Integrated crop-livestock systems (iCL) are advocated as a promising strategy to increase agricultural production and rehabilitate degraded pastures while mitigating GHG emissions. Although iCL in Brazil has increased over the past few years, it still occupies a small share of the country's total agricultural area. We investigate the determinants of iCL occurrence in Mato Grosso state, a globally important producer of beef cattle and grains that has experienced rapid land cover change and environmental degradation in recent decades. Our analysis encompasses two typical cases of iCL in Mato Grosso (the rotation of soy followed by pasture, and soy followed by maize and pasture) as well as biophysical, socioeconomic, and institutional factors observable at the household and/or municipality levels that may influence the wide-scale occurrence of iCL. Evidence at both scales suggests that knowledge and supply chain infrastructure play an important role in early occurrence of iCL, as they are more common in regions closer to iCL research stations and processing facilities of grains and cattle. On average iCL adopters are more educated and have better access to technical assistance and sector information than specialized farmers or ranchers.
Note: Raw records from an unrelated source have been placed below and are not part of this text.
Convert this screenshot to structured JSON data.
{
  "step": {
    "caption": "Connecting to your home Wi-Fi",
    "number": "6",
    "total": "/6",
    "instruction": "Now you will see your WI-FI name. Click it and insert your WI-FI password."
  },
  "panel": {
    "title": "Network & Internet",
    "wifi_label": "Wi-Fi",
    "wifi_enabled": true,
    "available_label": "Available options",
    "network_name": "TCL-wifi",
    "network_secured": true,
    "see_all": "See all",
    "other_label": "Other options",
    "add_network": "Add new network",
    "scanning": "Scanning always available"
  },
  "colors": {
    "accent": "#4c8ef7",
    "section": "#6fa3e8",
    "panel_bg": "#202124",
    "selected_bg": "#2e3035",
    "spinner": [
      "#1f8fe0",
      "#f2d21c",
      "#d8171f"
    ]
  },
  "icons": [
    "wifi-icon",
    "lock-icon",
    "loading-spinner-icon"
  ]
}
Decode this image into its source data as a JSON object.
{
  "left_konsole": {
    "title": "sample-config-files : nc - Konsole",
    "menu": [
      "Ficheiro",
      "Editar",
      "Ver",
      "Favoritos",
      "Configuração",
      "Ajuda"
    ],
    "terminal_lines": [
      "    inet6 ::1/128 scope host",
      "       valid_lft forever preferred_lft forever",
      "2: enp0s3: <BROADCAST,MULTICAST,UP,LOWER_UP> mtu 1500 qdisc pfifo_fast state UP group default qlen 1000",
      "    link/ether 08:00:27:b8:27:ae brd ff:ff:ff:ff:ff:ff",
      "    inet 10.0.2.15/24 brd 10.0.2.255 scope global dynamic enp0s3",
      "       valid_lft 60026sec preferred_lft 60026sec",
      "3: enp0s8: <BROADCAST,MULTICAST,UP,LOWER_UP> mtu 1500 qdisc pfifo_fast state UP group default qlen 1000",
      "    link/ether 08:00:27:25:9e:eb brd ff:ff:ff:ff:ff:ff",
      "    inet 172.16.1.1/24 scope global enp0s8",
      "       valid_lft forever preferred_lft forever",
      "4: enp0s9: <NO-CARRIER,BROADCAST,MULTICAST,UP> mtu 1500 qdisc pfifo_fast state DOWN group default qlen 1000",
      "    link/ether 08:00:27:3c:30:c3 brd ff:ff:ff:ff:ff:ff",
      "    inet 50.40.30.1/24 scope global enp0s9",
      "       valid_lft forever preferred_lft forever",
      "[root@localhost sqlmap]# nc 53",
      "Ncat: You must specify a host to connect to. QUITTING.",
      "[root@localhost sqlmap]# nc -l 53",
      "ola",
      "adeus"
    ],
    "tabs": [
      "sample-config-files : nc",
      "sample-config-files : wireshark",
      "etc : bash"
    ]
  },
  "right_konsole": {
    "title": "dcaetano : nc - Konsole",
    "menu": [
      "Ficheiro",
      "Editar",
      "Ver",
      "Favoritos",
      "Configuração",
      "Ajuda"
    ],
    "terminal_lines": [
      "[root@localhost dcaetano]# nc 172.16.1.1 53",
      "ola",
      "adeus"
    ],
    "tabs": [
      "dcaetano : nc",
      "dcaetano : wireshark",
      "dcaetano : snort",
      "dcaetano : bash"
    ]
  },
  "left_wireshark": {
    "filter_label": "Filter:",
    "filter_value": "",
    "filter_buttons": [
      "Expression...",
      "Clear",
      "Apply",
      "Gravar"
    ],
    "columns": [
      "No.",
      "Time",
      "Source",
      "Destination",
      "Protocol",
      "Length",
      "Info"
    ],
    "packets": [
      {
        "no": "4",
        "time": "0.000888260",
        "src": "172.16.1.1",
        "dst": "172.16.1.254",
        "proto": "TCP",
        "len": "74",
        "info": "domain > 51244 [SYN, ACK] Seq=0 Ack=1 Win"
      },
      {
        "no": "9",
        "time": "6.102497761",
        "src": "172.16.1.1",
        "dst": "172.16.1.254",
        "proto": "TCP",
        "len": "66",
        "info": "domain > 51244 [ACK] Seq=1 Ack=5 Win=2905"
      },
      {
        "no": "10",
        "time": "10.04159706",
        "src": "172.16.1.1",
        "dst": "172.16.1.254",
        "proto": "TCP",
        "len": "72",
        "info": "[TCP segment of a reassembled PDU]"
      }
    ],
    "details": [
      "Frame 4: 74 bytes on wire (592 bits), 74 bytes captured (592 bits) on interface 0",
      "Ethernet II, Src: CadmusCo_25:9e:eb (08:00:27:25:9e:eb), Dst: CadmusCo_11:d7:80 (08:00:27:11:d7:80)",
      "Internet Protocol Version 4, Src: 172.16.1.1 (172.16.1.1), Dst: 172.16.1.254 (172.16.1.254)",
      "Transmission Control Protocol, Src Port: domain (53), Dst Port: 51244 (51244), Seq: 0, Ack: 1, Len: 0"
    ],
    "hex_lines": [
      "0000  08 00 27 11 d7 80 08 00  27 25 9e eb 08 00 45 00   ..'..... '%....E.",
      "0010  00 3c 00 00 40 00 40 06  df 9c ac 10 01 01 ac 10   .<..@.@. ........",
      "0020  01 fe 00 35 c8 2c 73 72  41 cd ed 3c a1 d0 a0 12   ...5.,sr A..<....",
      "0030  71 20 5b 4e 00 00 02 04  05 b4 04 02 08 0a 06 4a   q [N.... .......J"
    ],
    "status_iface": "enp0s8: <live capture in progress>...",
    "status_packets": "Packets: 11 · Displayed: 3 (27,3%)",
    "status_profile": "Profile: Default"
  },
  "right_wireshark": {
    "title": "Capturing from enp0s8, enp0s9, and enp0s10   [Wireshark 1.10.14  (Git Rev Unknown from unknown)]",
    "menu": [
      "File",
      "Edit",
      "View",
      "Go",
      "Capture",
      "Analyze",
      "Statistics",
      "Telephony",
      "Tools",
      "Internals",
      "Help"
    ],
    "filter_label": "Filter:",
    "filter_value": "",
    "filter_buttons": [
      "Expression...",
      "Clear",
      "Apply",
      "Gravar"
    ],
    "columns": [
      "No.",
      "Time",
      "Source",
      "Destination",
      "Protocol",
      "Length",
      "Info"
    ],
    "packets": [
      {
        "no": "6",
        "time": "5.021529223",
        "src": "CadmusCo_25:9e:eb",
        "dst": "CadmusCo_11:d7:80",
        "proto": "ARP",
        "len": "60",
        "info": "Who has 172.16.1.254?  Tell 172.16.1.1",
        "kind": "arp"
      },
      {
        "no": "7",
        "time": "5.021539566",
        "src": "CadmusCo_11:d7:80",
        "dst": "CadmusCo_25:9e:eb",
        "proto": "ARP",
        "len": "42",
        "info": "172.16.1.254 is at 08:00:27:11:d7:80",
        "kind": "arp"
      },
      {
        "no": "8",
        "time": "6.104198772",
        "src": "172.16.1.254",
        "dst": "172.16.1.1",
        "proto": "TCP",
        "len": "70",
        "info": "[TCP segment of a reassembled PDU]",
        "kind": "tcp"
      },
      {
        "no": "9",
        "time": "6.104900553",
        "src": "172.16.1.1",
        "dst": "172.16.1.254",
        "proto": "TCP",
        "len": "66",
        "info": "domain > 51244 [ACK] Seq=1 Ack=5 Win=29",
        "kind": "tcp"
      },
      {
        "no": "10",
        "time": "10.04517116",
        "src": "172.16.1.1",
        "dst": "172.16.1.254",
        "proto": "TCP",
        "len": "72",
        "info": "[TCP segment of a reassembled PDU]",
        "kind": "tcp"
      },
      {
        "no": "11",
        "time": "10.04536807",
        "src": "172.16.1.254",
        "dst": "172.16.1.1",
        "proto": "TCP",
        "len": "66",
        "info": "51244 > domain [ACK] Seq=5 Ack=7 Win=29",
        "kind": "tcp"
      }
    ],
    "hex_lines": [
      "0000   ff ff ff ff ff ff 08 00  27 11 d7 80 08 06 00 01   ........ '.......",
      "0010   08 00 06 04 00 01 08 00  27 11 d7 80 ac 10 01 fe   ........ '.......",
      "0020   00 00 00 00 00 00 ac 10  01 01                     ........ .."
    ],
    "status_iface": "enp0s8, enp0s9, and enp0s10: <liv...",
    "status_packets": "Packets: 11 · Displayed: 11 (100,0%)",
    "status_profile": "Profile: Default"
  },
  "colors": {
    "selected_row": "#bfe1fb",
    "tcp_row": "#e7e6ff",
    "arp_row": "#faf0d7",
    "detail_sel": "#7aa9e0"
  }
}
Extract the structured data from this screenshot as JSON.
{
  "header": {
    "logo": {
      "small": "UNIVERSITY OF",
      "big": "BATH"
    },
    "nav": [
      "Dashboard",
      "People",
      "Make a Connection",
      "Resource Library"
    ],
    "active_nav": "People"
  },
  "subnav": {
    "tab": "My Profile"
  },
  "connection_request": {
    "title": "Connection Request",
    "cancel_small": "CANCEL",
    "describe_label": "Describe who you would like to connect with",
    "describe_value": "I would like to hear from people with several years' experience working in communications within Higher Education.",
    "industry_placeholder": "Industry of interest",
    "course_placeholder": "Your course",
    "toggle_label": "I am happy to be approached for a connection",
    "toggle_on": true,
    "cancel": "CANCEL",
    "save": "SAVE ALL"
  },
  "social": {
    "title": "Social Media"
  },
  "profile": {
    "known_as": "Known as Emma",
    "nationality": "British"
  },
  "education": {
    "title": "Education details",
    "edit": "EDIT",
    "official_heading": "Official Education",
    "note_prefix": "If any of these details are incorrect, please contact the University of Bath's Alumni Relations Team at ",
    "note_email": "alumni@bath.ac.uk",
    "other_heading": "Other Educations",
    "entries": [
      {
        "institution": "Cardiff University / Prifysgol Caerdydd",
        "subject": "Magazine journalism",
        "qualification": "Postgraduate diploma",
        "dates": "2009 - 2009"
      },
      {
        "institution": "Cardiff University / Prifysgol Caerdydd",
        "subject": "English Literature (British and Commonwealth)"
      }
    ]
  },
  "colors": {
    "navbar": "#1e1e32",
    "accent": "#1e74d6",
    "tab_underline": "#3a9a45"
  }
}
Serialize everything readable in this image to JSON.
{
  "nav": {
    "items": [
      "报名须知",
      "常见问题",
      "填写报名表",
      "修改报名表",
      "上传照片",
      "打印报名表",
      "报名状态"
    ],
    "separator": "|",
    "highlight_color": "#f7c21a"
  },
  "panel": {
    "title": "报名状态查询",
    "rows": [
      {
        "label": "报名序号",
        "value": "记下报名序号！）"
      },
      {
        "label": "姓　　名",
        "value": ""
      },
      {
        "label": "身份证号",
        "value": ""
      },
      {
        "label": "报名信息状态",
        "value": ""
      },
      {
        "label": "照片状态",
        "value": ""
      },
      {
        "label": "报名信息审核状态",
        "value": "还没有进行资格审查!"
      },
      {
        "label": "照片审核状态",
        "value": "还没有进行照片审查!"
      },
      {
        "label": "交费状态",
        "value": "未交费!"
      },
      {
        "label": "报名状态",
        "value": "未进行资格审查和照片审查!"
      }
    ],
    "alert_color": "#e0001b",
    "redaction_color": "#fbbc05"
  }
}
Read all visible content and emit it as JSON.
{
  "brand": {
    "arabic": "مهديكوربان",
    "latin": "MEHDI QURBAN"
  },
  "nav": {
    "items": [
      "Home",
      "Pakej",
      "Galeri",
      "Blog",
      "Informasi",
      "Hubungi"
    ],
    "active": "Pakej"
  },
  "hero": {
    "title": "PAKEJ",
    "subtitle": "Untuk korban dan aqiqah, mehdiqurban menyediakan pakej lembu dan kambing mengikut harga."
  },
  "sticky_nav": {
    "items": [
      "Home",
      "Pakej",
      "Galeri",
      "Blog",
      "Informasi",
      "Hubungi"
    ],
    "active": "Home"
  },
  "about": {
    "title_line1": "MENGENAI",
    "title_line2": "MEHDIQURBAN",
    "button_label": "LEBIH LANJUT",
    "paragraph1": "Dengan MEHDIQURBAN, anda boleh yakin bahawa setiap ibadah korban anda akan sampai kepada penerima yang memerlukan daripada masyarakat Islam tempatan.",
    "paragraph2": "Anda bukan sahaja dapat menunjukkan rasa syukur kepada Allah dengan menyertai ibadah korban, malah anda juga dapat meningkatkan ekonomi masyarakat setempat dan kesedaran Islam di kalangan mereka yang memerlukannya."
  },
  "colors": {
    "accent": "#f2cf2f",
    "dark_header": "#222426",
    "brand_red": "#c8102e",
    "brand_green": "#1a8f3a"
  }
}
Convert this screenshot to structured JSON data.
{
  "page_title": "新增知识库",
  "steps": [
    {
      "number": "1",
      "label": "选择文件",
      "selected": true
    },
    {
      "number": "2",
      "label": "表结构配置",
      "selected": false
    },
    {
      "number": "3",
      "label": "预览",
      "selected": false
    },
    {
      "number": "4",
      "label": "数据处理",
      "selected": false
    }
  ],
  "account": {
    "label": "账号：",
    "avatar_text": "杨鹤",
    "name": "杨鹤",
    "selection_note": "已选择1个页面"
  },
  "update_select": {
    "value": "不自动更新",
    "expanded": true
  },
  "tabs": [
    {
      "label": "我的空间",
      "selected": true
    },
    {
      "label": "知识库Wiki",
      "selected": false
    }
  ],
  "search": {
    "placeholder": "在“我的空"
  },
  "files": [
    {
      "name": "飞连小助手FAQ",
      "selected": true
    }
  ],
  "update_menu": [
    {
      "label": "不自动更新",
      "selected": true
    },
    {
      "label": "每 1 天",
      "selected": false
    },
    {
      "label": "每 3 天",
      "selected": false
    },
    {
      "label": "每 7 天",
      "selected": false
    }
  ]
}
Most iCLs are concentrated near established soy areas and greater similarity exists between municipalities with iCL and soy-dominant municipalities vs. pasture-dominant municipalities. Our findings reveal the importance of specific conditions for iCL occurrence and iCL promotion in livestock-dominant regions. Incentives targeted at ranchers are crucial for the achievement of the Brazilian Government's goal to restore degraded pastures through agricultural intensification.
- Agricultural technology diffusion
- Integrated systems
- Land cover change
- Pasture degradation
- Sustainable intensification